==== THE RECORDS ====

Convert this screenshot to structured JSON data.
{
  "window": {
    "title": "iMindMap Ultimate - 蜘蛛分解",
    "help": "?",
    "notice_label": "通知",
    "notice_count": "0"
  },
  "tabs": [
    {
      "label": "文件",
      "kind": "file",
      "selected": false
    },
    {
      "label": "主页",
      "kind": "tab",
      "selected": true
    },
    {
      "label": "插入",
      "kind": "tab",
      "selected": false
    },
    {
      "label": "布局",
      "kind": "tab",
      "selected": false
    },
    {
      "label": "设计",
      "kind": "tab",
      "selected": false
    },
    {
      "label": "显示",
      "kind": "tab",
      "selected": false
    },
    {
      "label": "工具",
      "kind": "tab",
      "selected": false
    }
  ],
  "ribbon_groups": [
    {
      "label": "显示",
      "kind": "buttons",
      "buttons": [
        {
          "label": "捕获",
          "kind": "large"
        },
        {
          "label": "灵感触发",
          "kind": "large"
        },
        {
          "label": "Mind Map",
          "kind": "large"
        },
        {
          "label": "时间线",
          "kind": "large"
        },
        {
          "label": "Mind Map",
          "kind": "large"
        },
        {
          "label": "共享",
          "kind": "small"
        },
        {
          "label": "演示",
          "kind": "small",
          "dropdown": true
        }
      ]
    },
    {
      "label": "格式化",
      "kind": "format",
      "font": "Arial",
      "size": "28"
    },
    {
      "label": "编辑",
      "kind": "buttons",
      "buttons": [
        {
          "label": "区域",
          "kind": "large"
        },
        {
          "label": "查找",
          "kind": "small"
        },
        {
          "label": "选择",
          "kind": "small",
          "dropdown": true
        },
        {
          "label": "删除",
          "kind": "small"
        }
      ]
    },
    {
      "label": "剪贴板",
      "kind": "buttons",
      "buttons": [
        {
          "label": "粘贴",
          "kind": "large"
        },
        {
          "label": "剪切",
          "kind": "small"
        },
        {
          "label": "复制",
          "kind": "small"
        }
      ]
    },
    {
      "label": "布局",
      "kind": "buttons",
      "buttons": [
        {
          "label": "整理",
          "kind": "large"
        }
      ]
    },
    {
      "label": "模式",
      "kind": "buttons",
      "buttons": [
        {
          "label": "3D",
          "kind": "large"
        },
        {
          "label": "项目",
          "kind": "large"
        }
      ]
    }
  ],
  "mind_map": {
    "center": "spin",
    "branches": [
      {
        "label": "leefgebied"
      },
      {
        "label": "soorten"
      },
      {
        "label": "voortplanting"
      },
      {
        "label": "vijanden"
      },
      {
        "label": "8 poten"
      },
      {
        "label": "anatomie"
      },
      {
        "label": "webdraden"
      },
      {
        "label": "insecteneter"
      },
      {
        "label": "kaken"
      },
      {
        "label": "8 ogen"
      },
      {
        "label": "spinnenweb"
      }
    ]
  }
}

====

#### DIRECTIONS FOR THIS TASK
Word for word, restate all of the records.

#### RESULT
Convert this screenshot to structured JSON data.
{
  "window": {
    "title": "iMindMap Ultimate - 蜘蛛分解",
    "help": "?",
    "notice_label": "通知",
    "notice_count": "0"
  },
  "tabs": [
    {
      "label": "文件",
      "kind": "file",
      "selected": false
    },
    {
      "label": "主页",
      "kind": "tab",
      "selected": true
    },
    {
      "label": "插入",
      "kind": "tab",
      "selected": false
    },
    {
      "label": "布局",
      "kind": "tab",
      "selected": false
    },
    {
      "label": "设计",
      "kind": "tab",
      "selected": false
    },
    {
      "label": "显示",
      "kind": "tab",
      "selected": false
    },
    {
      "label": "工具",
      "kind": "tab",
      "selected": false
    }
  ],
  "ribbon_groups": [
    {
      "label": "显示",
      "kind": "buttons",
      "buttons": [
        {
          "label": "捕获",
          "kind": "large"
        },
        {
          "label": "灵感触发",
          "kind": "large"
        },
        {
          "label": "Mind Map",
          "kind": "large"
        },
        {
          "label": "时间线",
          "kind": "large"
        },
        {
          "label": "Mind Map",
          "kind": "large"
        },
        {
          "label": "共享",
          "kind": "small"
        },
        {
          "label": "演示",
          "kind": "small",
          "dropdown": true
        }
      ]
    },
    {
      "label": "格式化",
      "kind": "format",
      "font": "Arial",
      "size": "28"
    },
    {
      "label": "编辑",
      "kind": "buttons",
      "buttons": [
        {
          "label": "区域",
          "kind": "large"
        },
        {
          "label": "查找",
          "kind": "small"
        },
        {
          "label": "选择",
          "kind": "small",
          "dropdown": true
        },
        {
          "label": "删除",
          "kind": "small"
        }
      ]
    },
    {
      "label": "剪贴板",
      "kind": "buttons",
      "buttons": [
        {
          "label": "粘贴",
          "kind": "large"
        },
        {
          "label": "剪切",
          "kind": "small"
        },
        {
          "label": "复制",
          "kind": "small"
        }
      ]
    },
    {
      "label": "布局",
      "kind": "buttons",
      "buttons": [
        {
          "label": "整理",
          "kind": "large"
        }
      ]
    },
    {
      "label": "模式",
      "kind": "buttons",
      "buttons": [
        {
          "label": "3D",
          "kind": "large"
        },
        {
          "label": "项目",
          "kind": "large"
        }
      ]
    }
  ],
  "mind_map": {
    "center": "spin",
    "branches": [
      {
        "label": "leefgebied"
      },
      {
        "label": "soorten"
      },
      {
        "label": "voortplanting"
      },
      {
        "label": "vijanden"
      },
      {
        "label": "8 poten"
      },
      {
        "label": "anatomie"
      },
      {
        "label": "webdraden"
      },
      {
        "label": "insecteneter"
      },
      {
        "label": "kaken"
      },
      {
        "label": "8 ogen"
      },
      {
        "label": "spinnenweb"
      }
    ]
  }
}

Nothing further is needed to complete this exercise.